Review: Pure Evoke Flow Internet Radio
July 07, 2010
Pure sets out to reinvent the radio with its Evoke Flow, a Wi-Fi 'net radio that works with iTunes and understands that you might still want to listen to radio stations the old fashioned way.
- Product Name/Model: Pure Evoke Flow
- Manufacturer's URL: http://www.pure.com/us/
- Price: $229
- Pros: Easy access to thousands of online radio stations; attractive design; online interface for searching out stations and adding favorites; FM tuner.
- Cons: Display isn't as strong as that of the Logitech Squeezebox; online account setup is a nuisance; no access to Pandora or Slacker.
The humble radio is due for a makeover, but how best to go about it? It's easy to browse thousands of online radio stations and music services on your computer, but putting all that into an affordable counter top box has proven tricky. In August, Pure is bringing three Internet radios previously released in Europe to the United States. We tested the Pure Evoke Flow, which lists for $229.
The design of the Evoke Flow has a touch of retro about it, which might show the influence of Tivoli's gorgeous radios, but it has a bit of modern flair, too. The Evoke Flow is a solidly built box with a bright yellow OLED display, four touch-sensitive buttons (including the power button in the lower right corner), and two dials.
The arcing handle on the top doubles as a touch-sensitive snooze alarm, and there's a long telescoping antenna behind it. The top, bottom and sides don't hold any controls, although the rear holds auxiliary, headphone, stereo out and auxiliary in ports, as well as a miniUSB port. The display shows the time when the radio isn't in use.
The Pure Evoke Flow has classic good looks.
Naturally, you're going to have to connect to your home Wi-Fi network for any Internet radio, and with most connected radios that's where the set-up process ends. Not so the Evoke Flow. The people at Pure have taken a different approach to helping listeners manage the many stations found online, and it has its pluses and minuses.
In order to connect with streaming radio stations, you first need to link to Pure's online discovery and management site, called The Lounge, and create your own account. It's a bit of a nuisance, but it's not difficult. Once you have an account, you can choose stations from your radio or from the site itself.

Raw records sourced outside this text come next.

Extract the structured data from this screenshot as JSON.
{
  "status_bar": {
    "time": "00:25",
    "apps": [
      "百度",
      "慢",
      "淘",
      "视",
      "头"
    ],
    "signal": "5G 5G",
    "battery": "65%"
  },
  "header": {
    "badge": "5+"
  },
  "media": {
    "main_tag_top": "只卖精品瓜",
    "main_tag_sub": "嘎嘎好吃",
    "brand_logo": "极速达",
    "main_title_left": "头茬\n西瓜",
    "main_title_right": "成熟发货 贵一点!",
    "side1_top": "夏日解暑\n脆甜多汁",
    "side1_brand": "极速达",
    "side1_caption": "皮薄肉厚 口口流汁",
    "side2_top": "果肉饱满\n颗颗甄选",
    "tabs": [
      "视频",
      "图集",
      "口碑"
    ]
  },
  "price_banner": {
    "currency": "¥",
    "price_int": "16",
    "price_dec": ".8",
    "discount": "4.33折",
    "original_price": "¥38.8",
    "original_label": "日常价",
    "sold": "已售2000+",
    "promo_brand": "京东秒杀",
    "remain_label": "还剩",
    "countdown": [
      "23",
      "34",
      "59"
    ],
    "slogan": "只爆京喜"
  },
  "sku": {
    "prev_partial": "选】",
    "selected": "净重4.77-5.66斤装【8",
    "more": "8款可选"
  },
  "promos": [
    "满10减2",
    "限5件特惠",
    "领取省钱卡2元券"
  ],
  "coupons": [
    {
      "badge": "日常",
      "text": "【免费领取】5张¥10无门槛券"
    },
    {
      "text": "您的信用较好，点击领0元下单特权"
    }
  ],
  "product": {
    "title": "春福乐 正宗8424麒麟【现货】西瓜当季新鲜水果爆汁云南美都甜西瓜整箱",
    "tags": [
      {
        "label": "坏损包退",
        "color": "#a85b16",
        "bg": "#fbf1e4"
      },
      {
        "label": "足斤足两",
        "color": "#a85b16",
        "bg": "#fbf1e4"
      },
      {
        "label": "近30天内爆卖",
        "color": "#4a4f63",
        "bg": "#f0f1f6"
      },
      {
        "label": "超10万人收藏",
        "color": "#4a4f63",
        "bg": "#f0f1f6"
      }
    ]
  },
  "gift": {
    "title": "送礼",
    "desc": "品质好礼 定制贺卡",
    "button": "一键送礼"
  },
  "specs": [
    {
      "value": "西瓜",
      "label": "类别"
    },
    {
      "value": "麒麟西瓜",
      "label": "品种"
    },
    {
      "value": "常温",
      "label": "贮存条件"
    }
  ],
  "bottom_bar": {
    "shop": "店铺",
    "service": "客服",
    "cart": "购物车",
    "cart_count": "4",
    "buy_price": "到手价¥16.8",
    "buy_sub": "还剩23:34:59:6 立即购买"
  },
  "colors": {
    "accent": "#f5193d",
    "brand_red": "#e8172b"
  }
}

Selecting stations from The Lounge is quite a bit easier, although the interface could use some fine-tuning. You can browse stations by country or genre, putting a check mark next to the ones you want in your radio's favorite list. You then need to click the Favorites button in the top right of the screen -- although that isn't clear by the interface -- to send them to your radio.Selecting stations from the radio itself is a little tedious, as you need to select filters like country and genre from a kludgey interface, and the small screen makes scrolling through long lists a chore. We recommend adding stations to your favorites list as soon as you find one you like, so you don't have to go back looking for them.
Unlike many Internet radios, the Pure Evoke Flow has an FM tuner, which is a big plus. Just because you want an Internet radio doesn't mean you don't want local channels, too. While your favorite local channels likely have online streams, it's easier to find them with a standard radio dial.
This radio also lets you listen to podcasts and nature sounds. We were impressed with the "Pure Sounds," as they're called, which let you put on some singing birds or crashing waves when you just need a little gentle background noise.
You can listen to songs stored on your computer using the free media server software. Downloading and installing the program is quick work. It adds itself to your startup list, so the server software is always running when you need it. The installer also adds two shortcuts to your desktop, one for configuring the software and one for stopping it.
After a little testing, we found we didn't want the server running in the background and de-selected it. The server remained active enough to cause our computer's fans to run even when machine was otherwise idle, and we found the noise distracting. We simply started the media server application by hand when we wanted to use it.
Browsing our iTunes library on the Evoke Flow was simple, but again scrolling through long lists is tedious. Maybe a bigger screen is the answer.
So how does the Pure Evoke Flow stack up against the competition? The main competitor has to be Logitech's Squeezebox, which is similarly shaped. The Squeezebox lists for $30 less, although it doesn't have FM radio.
The Squeezebox does offer access to Slacker and Pandora online music services, however, which the Evoke Flow lacks. If you're hooked on one or both of them, it seems like a huge omission. The main benefit to the Squeezebox, however, is the color display. It's simply much easier to use than that of the Evoke Flow. We always felt like we were trying to wrestle with the Evoke Flow's controls, where the Squeezebox's controls felt simple. Pure has a similar model, the Sensia, coming out at the end of the year. While that will likely cost a little more, it should fix the Evoke Flow's shortcomings.